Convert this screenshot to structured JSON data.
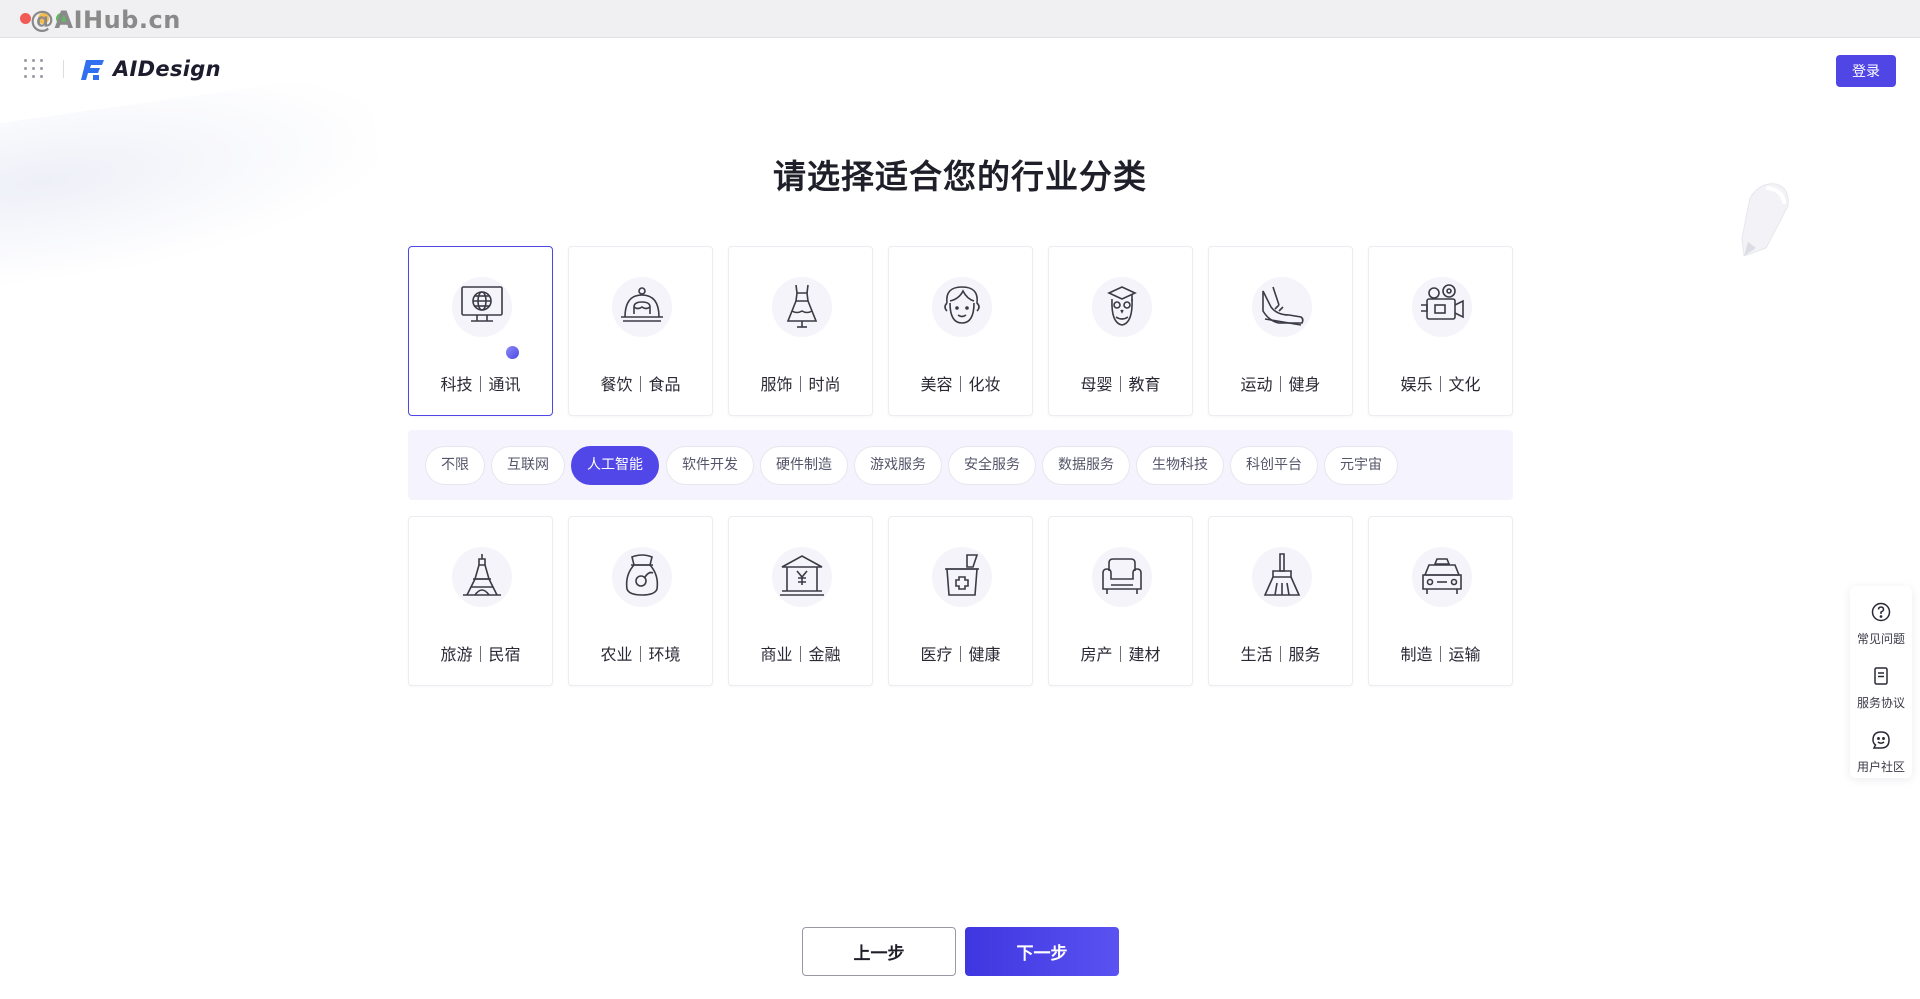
{
  "watermark": "@AIHub.cn",
  "header": {
    "logo_text": "AIDesign",
    "login_label": "登录",
    "apps_icon": "grid-dots-icon"
  },
  "page_title": "请选择适合您的行业分类",
  "categories_top": [
    {
      "label": "科技｜通讯",
      "icon": "monitor-globe-icon",
      "selected": true
    },
    {
      "label": "餐饮｜食品",
      "icon": "food-cloche-icon",
      "selected": false
    },
    {
      "label": "服饰｜时尚",
      "icon": "dress-icon",
      "selected": false
    },
    {
      "label": "美容｜化妆",
      "icon": "woman-face-icon",
      "selected": false
    },
    {
      "label": "母婴｜教育",
      "icon": "owl-graduate-icon",
      "selected": false
    },
    {
      "label": "运动｜健身",
      "icon": "sneaker-icon",
      "selected": false
    },
    {
      "label": "娱乐｜文化",
      "icon": "video-camera-icon",
      "selected": false
    }
  ],
  "subcategories": [
    {
      "label": "不限",
      "active": false
    },
    {
      "label": "互联网",
      "active": false
    },
    {
      "label": "人工智能",
      "active": true
    },
    {
      "label": "软件开发",
      "active": false
    },
    {
      "label": "硬件制造",
      "active": false
    },
    {
      "label": "游戏服务",
      "active": false
    },
    {
      "label": "安全服务",
      "active": false
    },
    {
      "label": "数据服务",
      "active": false
    },
    {
      "label": "生物科技",
      "active": false
    },
    {
      "label": "科创平台",
      "active": false
    },
    {
      "label": "元宇宙",
      "active": false
    }
  ],
  "categories_bottom": [
    {
      "label": "旅游｜民宿",
      "icon": "eiffel-tower-icon"
    },
    {
      "label": "农业｜环境",
      "icon": "seed-bag-icon"
    },
    {
      "label": "商业｜金融",
      "icon": "bank-yuan-icon"
    },
    {
      "label": "医疗｜健康",
      "icon": "medical-kit-icon"
    },
    {
      "label": "房产｜建材",
      "icon": "sofa-icon"
    },
    {
      "label": "生活｜服务",
      "icon": "broom-icon"
    },
    {
      "label": "制造｜运输",
      "icon": "car-icon"
    }
  ],
  "side_panel": [
    {
      "label": "常见问题",
      "icon": "question-circle-icon"
    },
    {
      "label": "服务协议",
      "icon": "document-icon"
    },
    {
      "label": "用户社区",
      "icon": "smile-chat-icon"
    }
  ],
  "buttons": {
    "prev_label": "上一步",
    "next_label": "下一步"
  },
  "colors": {
    "accent": "#4f46e5",
    "tag_panel_bg": "#f5f4fe",
    "icon_stroke": "#3b3b46"
  }
}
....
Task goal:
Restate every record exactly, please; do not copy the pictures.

Solution to this problem:
Convert this screenshot to structured JSON data.
{
  "watermark": "@AIHub.cn",
  "header": {
    "logo_text": "AIDesign",
    "login_label": "登录",
    "apps_icon": "grid-dots-icon"
  },
  "page_title": "请选择适合您的行业分类",
  "categories_top": [
    {
      "label": "科技｜通讯",
      "icon": "monitor-globe-icon",
      "selected": true
    },
    {
      "label": "餐饮｜食品",
      "icon": "food-cloche-icon",
      "selected": false
    },
    {
      "label": "服饰｜时尚",
      "icon": "dress-icon",
      "selected": false
    },
    {
      "label": "美容｜化妆",
      "icon": "woman-face-icon",
      "selected": false
    },
    {
      "label": "母婴｜教育",
      "icon": "owl-graduate-icon",
      "selected": false
    },
    {
      "label": "运动｜健身",
      "icon": "sneaker-icon",
      "selected": false
    },
    {
      "label": "娱乐｜文化",
      "icon": "video-camera-icon",
      "selected": false
    }
  ],
  "subcategories": [
    {
      "label": "不限",
      "active": false
    },
    {
      "label": "互联网",
      "active": false
    },
    {
      "label": "人工智能",
      "active": true
    },
    {
      "label": "软件开发",
      "active": false
    },
    {
      "label": "硬件制造",
      "active": false
    },
    {
      "label": "游戏服务",
      "active": false
    },
    {
      "label": "安全服务",
      "active": false
    },
    {
      "label": "数据服务",
      "active": false
    },
    {
      "label": "生物科技",
      "active": false
    },
    {
      "label": "科创平台",
      "active": false
    },
    {
      "label": "元宇宙",
      "active": false
    }
  ],
  "categories_bottom": [
    {
      "label": "旅游｜民宿",
      "icon": "eiffel-tower-icon"
    },
    {
      "label": "农业｜环境",
      "icon": "seed-bag-icon"
    },
    {
      "label": "商业｜金融",
      "icon": "bank-yuan-icon"
    },
    {
      "label": "医疗｜健康",
      "icon": "medical-kit-icon"
    },
    {
      "label": "房产｜建材",
      "icon": "sofa-icon"
    },
    {
      "label": "生活｜服务",
      "icon": "broom-icon"
    },
    {
      "label": "制造｜运输",
      "icon": "car-icon"
    }
  ],
  "side_panel": [
    {
      "label": "常见问题",
      "icon": "question-circle-icon"
    },
    {
      "label": "服务协议",
      "icon": "document-icon"
    },
    {
      "label": "用户社区",
      "icon": "smile-chat-icon"
    }
  ],
  "buttons": {
    "prev_label": "上一步",
    "next_label": "下一步"
  },
  "colors": {
    "accent": "#4f46e5",
    "tag_panel_bg": "#f5f4fe",
    "icon_stroke": "#3b3b46"
  }
}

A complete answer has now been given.